Jerrie Mock didn’t set out to defy gender norms of the post-World War II generation, but she did when she became the first woman to fly solo around the world. Her aviation destiny all started with a simple conversation with her husband.
“If I don’t get out of this house, I’ll go nuts,” she told him.
“Why don’t just get in your plane and fly around the world?” her husband replied.
“All right,” she said. “I will.”
She did just that. Not only was her proclamation quite grand, her enviable determination is even more admirable. It only took her two years training before she received her pilot’s license in 1958 and she shattered the glass ceiling in 1964.
Leaving Columbus, Ohio aboard her single-engine Cessna 180 with a 36-foot wingspan (which now hangs at National Air and Space Museum) on April 17, 1964, she returned to Columbus after 29 days and 23,000 miles.

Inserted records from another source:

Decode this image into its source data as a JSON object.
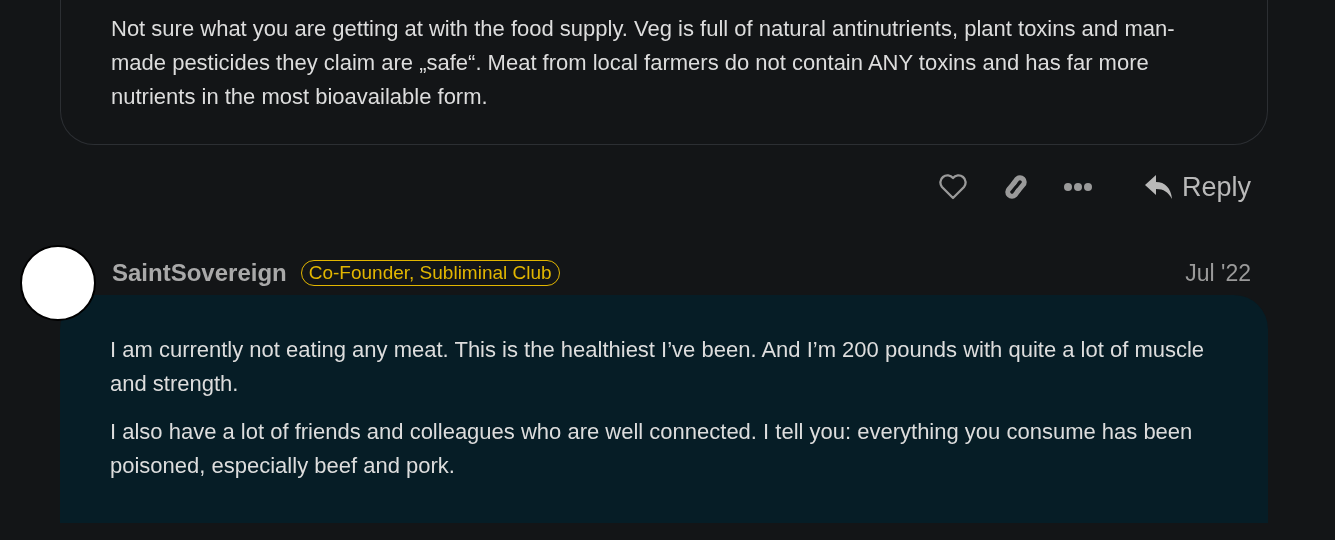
{
  "posts": [
    {
      "paragraphs": [
        "Not sure what you are getting at with the food supply. Veg is full of natural antinutrients, plant toxins and man-made pesticides they claim are „safe“. Meat from local farmers do not contain ANY toxins and has far more nutrients in the most bioavailable form."
      ],
      "actions": {
        "reply_label": "Reply"
      }
    },
    {
      "username": "SaintSovereign",
      "flair": "Co-Founder, Subliminal Club",
      "date": "Jul '22",
      "highlighted": true,
      "paragraphs": [
        "I am currently not eating any meat. This is the healthiest I’ve been. And I’m 200 pounds with quite a lot of muscle and strength.",
        "I also have a lot of friends and colleagues who are well connected. I tell you: everything you consume has been poisoned, especially beef and pork."
      ]
    }
  ]
}
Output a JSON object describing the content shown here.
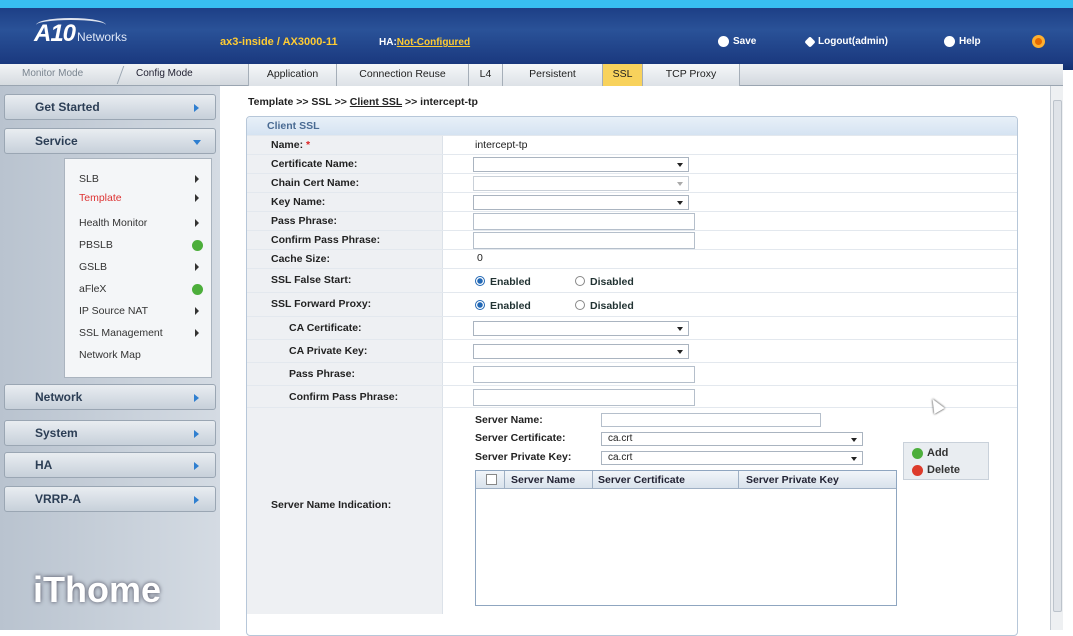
{
  "header": {
    "logo_main": "A10",
    "logo_sub": "Networks",
    "device": "ax3-inside / AX3000-11",
    "ha_label": "HA:",
    "ha_value": "Not-Configured",
    "save": "Save",
    "logout": "Logout(admin)",
    "help": "Help"
  },
  "mode": {
    "monitor": "Monitor Mode",
    "config": "Config Mode"
  },
  "tabs": [
    "Application",
    "Connection Reuse",
    "L4",
    "Persistent",
    "SSL",
    "TCP Proxy"
  ],
  "active_tab": "SSL",
  "sidebar": {
    "groups": [
      "Get Started",
      "Service",
      "Network",
      "System",
      "HA",
      "VRRP-A"
    ],
    "service_items": [
      "SLB",
      "Template",
      "Health Monitor",
      "PBSLB",
      "GSLB",
      "aFleX",
      "IP Source NAT",
      "SSL Management",
      "Network Map"
    ],
    "active_item": "Template"
  },
  "breadcrumb": {
    "prefix": "Template >> SSL >> ",
    "link": "Client SSL",
    "suffix": " >> intercept-tp"
  },
  "form": {
    "title": "Client SSL",
    "name_label": "Name:",
    "name_value": "intercept-tp",
    "certificate_name_label": "Certificate Name:",
    "chain_cert_name_label": "Chain Cert Name:",
    "key_name_label": "Key Name:",
    "pass_phrase_label": "Pass Phrase:",
    "confirm_pass_phrase_label": "Confirm Pass Phrase:",
    "cache_size_label": "Cache Size:",
    "cache_size_value": "0",
    "ssl_false_start_label": "SSL False Start:",
    "ssl_forward_proxy_label": "SSL Forward Proxy:",
    "enabled": "Enabled",
    "disabled": "Disabled",
    "ca_certificate_label": "CA Certificate:",
    "ca_private_key_label": "CA Private Key:",
    "proxy_pass_phrase_label": "Pass Phrase:",
    "proxy_confirm_pass_phrase_label": "Confirm Pass Phrase:",
    "sni_label": "Server Name Indication:",
    "server_name_label": "Server Name:",
    "server_certificate_label": "Server Certificate:",
    "server_certificate_value": "ca.crt",
    "server_private_key_label": "Server Private Key:",
    "server_private_key_value": "ca.crt",
    "table_headers": [
      "Server Name",
      "Server Certificate",
      "Server Private Key"
    ],
    "add": "Add",
    "delete": "Delete"
  },
  "watermark": "iThome"
}
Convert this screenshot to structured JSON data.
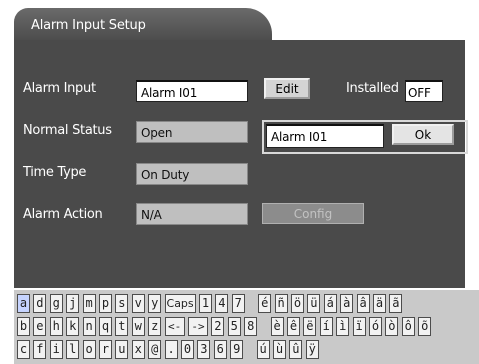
{
  "window": {
    "title": "Alarm Input Setup"
  },
  "form": {
    "alarm_input_label": "Alarm Input",
    "alarm_input_value": "Alarm I01",
    "edit_button": "Edit",
    "installed_label": "Installed",
    "installed_value": "OFF",
    "normal_status_label": "Normal Status",
    "normal_status_value": "Open",
    "time_type_label": "Time Type",
    "time_type_value": "On Duty",
    "alarm_action_label": "Alarm Action",
    "alarm_action_value": "N/A",
    "config_button": "Config"
  },
  "popup": {
    "input_value": "Alarm I01",
    "ok_button": "Ok"
  },
  "keyboard": {
    "rows": [
      [
        "a",
        "d",
        "g",
        "j",
        "m",
        "p",
        "s",
        "v",
        "y",
        "Caps",
        "1",
        "4",
        "7",
        "é",
        "ñ",
        "ö",
        "ü",
        "á",
        "à",
        "â",
        "ä",
        "ã"
      ],
      [
        "b",
        "e",
        "h",
        "k",
        "n",
        "q",
        "t",
        "w",
        "z",
        "<-",
        "->",
        "2",
        "5",
        "8",
        "è",
        "ê",
        "ë",
        "í",
        "ì",
        "ï",
        "ó",
        "ò",
        "ô",
        "õ"
      ],
      [
        "c",
        "f",
        "i",
        "l",
        "o",
        "r",
        "u",
        "x",
        "@",
        ".",
        "0",
        "3",
        "6",
        "9",
        "ú",
        "ù",
        "û",
        "ÿ"
      ]
    ],
    "highlighted": "a"
  }
}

Dubbed the “Flying Houswive,” Mock was awarded a gold medal by President Lyndon B. Johnson.
Mock passed away earlier this month at the age of 88.